Just about a year ago a guy named James walked into a Gary gym where Tony Branch was coaching basketball.
James told Branch he was out of work and looking for something to do. He liked basketball, James told Branch and he'd blown out his knee playing the game.
Branch, 50, of Merrillville, liked the guy.
For the next week James helped coach the youngsters playing basketball in the Baylor Youth Foundation league, and he and Branch became fast friends, talking basketball and life.
A week later, Branch's team was playing in a tournament at Kankakee Valley High School. The team lost, and Branch was talking to the girls when James walked up.
"I've got something to tell you," Branch recalled James saying.
James was James Malinchak, a millionaire motivational speaker from Las Vegas who also is a contributing author and associate editor for the "Chicken Soup for the Soul" book series.
Malinchak was Branch's "Secret Millionaire." The camera crew that had been following Branch for weeks wasn't filming a documentary on Gary and volunteerism as Branch had been told. It was filming an episode of the new reality TV show "Secret Millionaire."
Malinchak gave checks to Branch and to the Baylor Youth Foundation.
"I wasn't going to take the check," Branch said. "I was in shock."

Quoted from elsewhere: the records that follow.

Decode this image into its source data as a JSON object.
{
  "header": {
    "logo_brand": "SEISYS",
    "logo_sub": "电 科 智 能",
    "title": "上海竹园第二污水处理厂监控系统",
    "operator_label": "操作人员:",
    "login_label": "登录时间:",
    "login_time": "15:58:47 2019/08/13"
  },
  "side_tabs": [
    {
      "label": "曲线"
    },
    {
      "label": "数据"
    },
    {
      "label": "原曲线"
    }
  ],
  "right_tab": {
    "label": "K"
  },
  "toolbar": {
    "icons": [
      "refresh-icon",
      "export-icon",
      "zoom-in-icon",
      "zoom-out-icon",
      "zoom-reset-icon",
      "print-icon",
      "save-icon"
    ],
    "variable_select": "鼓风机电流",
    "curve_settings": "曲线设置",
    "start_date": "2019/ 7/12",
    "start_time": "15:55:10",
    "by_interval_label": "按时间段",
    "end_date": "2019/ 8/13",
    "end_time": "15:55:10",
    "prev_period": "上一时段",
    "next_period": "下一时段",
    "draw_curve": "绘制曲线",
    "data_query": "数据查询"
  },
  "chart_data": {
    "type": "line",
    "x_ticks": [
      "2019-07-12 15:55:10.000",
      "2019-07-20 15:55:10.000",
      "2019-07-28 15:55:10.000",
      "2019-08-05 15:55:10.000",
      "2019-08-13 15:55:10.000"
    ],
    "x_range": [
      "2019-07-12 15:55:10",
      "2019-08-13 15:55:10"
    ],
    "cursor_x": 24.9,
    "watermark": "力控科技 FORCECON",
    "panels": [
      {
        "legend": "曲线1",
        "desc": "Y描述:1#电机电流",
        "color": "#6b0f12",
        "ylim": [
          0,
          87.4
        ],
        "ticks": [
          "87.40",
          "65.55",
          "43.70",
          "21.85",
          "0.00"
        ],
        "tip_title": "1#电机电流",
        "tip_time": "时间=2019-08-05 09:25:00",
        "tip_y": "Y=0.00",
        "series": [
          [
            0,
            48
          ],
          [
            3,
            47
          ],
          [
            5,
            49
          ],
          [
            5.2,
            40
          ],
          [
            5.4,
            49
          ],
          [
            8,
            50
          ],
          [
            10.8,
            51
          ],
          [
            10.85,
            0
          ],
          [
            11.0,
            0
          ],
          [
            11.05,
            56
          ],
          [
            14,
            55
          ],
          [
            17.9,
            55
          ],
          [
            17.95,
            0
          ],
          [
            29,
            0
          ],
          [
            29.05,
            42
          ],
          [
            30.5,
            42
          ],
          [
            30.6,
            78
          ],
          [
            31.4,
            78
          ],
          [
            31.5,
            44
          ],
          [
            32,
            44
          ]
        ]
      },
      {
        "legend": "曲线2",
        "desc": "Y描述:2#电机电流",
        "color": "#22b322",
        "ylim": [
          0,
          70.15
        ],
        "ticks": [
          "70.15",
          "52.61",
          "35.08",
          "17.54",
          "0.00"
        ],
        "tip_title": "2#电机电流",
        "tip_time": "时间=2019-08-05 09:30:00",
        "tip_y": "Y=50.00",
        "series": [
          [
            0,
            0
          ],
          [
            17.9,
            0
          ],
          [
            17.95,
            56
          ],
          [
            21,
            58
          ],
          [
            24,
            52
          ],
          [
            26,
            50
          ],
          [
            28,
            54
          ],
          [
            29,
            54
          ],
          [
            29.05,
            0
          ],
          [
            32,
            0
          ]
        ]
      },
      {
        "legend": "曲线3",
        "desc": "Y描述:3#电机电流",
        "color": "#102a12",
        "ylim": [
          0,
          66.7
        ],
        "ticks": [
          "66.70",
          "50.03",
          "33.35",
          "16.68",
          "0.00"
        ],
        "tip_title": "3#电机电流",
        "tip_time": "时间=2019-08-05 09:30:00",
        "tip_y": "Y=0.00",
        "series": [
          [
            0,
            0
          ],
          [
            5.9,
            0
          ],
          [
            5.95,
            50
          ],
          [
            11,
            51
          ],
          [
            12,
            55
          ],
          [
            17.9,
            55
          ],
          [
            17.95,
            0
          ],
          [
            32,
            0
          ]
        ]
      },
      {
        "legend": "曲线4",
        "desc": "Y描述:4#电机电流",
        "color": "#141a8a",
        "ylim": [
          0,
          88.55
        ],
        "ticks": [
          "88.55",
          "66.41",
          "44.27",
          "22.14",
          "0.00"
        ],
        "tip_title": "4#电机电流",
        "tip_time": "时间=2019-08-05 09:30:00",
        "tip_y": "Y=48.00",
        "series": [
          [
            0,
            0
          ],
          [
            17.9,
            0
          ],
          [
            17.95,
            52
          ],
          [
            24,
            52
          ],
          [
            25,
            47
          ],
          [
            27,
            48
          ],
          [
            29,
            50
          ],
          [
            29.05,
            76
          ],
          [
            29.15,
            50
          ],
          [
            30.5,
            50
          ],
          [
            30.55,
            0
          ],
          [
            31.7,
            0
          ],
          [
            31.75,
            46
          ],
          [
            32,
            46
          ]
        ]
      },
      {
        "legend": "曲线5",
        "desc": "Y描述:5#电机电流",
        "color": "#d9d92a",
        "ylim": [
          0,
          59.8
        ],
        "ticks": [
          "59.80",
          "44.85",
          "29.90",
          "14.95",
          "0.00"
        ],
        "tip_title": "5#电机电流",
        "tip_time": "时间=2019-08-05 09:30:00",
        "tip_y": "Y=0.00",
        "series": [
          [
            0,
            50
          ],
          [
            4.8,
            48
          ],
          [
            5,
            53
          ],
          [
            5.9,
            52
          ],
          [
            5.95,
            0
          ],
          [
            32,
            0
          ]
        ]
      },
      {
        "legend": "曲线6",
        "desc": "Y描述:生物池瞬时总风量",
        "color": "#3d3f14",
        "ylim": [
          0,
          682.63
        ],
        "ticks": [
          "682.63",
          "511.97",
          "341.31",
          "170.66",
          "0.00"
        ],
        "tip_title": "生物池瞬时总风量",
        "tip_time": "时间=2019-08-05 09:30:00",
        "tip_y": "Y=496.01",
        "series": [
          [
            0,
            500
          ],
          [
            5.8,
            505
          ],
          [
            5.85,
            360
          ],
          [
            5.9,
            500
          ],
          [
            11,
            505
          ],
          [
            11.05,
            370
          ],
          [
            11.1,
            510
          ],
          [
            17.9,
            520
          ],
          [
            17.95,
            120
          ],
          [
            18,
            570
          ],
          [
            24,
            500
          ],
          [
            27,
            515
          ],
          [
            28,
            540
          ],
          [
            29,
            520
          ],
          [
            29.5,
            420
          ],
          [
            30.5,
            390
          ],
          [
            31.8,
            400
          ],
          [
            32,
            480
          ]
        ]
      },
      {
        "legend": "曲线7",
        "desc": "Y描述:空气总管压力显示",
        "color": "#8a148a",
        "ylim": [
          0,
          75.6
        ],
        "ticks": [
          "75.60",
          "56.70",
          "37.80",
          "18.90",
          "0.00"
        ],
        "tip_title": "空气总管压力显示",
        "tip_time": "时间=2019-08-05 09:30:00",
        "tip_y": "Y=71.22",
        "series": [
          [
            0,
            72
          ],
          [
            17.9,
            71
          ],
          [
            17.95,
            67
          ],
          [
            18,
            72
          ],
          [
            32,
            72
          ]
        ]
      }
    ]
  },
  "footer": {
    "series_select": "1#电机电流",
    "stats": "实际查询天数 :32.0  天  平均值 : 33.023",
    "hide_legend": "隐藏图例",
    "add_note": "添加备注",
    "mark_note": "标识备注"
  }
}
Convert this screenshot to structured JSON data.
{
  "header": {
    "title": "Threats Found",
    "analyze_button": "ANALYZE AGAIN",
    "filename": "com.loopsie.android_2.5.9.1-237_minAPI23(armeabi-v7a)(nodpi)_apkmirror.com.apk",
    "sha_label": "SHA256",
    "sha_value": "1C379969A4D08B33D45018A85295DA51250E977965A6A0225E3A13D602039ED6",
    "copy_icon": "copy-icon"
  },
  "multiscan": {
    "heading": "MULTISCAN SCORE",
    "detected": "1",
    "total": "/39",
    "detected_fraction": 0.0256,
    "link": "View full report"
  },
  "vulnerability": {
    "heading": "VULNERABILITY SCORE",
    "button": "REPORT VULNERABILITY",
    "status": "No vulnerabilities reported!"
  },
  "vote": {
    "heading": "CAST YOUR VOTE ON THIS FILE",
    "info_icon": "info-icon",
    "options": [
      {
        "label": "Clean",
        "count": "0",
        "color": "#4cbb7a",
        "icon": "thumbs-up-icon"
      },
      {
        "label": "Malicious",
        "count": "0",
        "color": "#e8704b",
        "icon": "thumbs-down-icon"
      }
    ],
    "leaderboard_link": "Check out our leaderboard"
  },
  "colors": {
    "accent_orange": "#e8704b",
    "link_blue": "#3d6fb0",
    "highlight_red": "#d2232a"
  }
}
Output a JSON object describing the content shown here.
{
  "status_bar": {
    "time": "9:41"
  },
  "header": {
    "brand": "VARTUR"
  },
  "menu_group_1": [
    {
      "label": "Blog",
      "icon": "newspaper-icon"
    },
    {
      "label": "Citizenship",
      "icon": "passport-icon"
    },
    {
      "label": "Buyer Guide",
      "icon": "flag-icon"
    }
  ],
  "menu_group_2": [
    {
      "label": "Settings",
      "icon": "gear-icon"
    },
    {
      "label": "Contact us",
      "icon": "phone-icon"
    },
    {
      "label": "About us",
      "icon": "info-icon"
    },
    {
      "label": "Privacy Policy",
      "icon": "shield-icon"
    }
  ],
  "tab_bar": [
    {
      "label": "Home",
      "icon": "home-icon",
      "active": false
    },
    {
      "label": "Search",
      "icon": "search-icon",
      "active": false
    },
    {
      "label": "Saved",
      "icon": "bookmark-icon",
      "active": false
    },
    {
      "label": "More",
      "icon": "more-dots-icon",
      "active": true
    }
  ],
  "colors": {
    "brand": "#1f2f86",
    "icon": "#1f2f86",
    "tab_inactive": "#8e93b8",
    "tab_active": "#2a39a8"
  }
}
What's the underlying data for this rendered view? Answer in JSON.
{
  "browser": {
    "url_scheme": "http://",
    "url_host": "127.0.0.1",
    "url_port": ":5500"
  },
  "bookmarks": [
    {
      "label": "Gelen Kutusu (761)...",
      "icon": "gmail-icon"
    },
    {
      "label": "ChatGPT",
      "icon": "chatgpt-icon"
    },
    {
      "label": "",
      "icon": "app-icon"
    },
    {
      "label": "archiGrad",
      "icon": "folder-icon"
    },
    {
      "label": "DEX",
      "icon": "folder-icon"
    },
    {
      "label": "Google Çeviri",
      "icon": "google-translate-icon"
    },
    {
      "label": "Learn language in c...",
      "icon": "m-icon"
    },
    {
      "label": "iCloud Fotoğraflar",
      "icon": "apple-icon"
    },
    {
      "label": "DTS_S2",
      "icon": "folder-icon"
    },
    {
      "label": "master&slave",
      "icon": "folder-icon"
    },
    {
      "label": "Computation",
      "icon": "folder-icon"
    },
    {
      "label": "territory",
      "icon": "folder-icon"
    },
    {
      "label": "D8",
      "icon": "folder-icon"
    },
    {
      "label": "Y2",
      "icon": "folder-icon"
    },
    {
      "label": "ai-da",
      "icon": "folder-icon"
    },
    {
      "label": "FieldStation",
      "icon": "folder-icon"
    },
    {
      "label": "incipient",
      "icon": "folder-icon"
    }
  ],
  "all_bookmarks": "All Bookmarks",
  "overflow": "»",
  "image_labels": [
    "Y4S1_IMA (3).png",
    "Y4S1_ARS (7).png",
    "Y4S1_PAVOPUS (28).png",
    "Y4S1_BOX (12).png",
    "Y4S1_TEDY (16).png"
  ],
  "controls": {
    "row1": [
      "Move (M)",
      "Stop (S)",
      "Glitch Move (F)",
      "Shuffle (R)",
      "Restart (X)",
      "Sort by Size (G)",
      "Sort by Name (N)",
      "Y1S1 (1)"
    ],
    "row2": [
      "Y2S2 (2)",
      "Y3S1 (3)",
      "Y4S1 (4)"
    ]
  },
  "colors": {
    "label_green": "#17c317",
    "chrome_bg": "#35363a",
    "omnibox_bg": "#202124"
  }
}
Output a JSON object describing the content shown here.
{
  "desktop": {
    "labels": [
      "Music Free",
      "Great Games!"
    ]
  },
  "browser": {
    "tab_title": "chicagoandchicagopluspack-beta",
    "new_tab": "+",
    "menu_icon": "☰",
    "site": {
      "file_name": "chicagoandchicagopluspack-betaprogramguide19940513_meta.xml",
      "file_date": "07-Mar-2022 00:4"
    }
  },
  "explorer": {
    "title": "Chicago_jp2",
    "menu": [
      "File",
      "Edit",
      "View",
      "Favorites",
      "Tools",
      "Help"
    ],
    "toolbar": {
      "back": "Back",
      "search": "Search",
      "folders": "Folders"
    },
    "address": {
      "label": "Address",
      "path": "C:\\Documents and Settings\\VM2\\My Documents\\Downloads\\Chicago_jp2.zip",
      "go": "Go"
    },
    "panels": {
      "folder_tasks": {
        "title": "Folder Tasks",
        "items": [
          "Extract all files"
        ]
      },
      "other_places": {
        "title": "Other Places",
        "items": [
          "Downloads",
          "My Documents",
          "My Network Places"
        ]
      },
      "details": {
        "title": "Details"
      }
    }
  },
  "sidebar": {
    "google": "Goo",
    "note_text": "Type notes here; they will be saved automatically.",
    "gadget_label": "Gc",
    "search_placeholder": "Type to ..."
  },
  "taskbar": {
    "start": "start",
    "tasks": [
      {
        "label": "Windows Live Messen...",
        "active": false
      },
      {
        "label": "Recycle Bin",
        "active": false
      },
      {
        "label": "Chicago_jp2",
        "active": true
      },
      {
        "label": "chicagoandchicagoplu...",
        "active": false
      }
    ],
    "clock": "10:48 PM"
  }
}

Branch can't reveal the details of how much he or the youth foundation received from Malinchak. That's a secret until the "Secret Millionaire" episode featuring Branch and two other Gary-based groups airs at 7 p.m. March 20 on ABC. The premier of the limited series airs at 7 p.m. Sunday.
Branch isn't sure how or why he was picked. He and friend Reggie Curry founded Merrillville Youth Basketball about 11 years ago, which attracted youngsters from across the region.
For Branch, the league wasn't only about learning the game, but about life. He emphasized grades and doing the right thing to his young charges, the majority of whom have gone on to college.
Two years ago they joined forces with Baylor Youth Basketball. Since the filming of the series last spring, Branch left the youth foundation and is taking a bit of a hiatus from coaching.
At the time of filming, Branch had been unemployed for about a year, laid off from a local steel mill. Today he is back at work.
Branch, a New York native who served 20 years in the U.S. Navy before retiring to Northwest Indiana, said he doesn't think what he does is special.
"I'm not a hero, I do what I do because it is our passion, our lives," he said of himself and wife LaTonia, a minister with LBM Ministries.
"Our household is all about giving. I got a problem if I can go home and eat and I've passed people on the street who won't even have a sandwich that night," Branch said.
And, while he said being on the program is humbling and he's still not convinced he was worthy of the tribute and gift, Branch is hoping people learn from the show.
"I'm really no hero. There's people doing just as much as I'm doing," he said. "I want people to do good things, to help people, help your neighbor. I would hope it would get people up off their tushes; instead of talking the talk, they'll walk the walk. People can't wait for government to solve all their problems, they've got to get involved."